**Provided records:**
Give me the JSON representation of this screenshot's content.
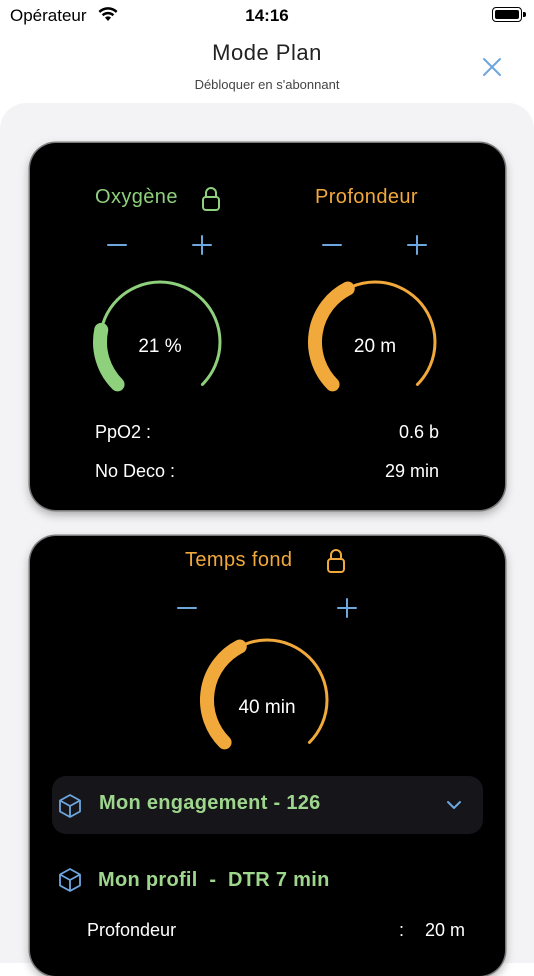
{
  "status_bar": {
    "carrier": "Opérateur",
    "time": "14:16"
  },
  "nav": {
    "title": "Mode Plan",
    "subtitle": "Débloquer en s'abonnant",
    "close_icon": "close-icon"
  },
  "colors": {
    "green": "#8fd07c",
    "orange": "#f2a93b",
    "accent_blue": "#6ea6de",
    "card_bg": "#000000"
  },
  "gas_card": {
    "oxygen": {
      "title": "Oxygène",
      "value_text": "21 %",
      "level": 0.21,
      "locked": true,
      "minus": "−",
      "plus": "+"
    },
    "depth": {
      "title": "Profondeur",
      "value_text": "20 m",
      "level": 0.4,
      "minus": "−",
      "plus": "+"
    },
    "ppo2": {
      "label": "PpO2 :",
      "value": "0.6 b"
    },
    "no_deco": {
      "label": "No Deco :",
      "value": "29 min"
    }
  },
  "time_card": {
    "bottom_time": {
      "title": "Temps fond",
      "value_text": "40 min",
      "level": 0.4,
      "locked": true,
      "minus": "−",
      "plus": "+"
    },
    "engagement": {
      "title": "Mon engagement - 126",
      "expanded": false
    },
    "profile": {
      "title": "Mon profil  -  DTR 7 min"
    },
    "profile_rows": [
      {
        "label": "Profondeur",
        "sep": ":",
        "value": "20 m"
      }
    ]
  }
}
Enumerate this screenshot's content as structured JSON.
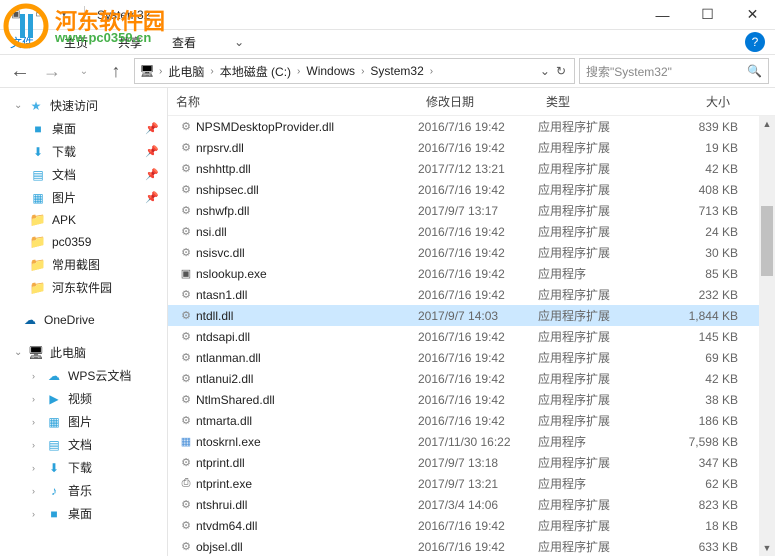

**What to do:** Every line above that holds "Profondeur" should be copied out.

**Written response:**
      "title": "Profondeur",
        "label": "Profondeur",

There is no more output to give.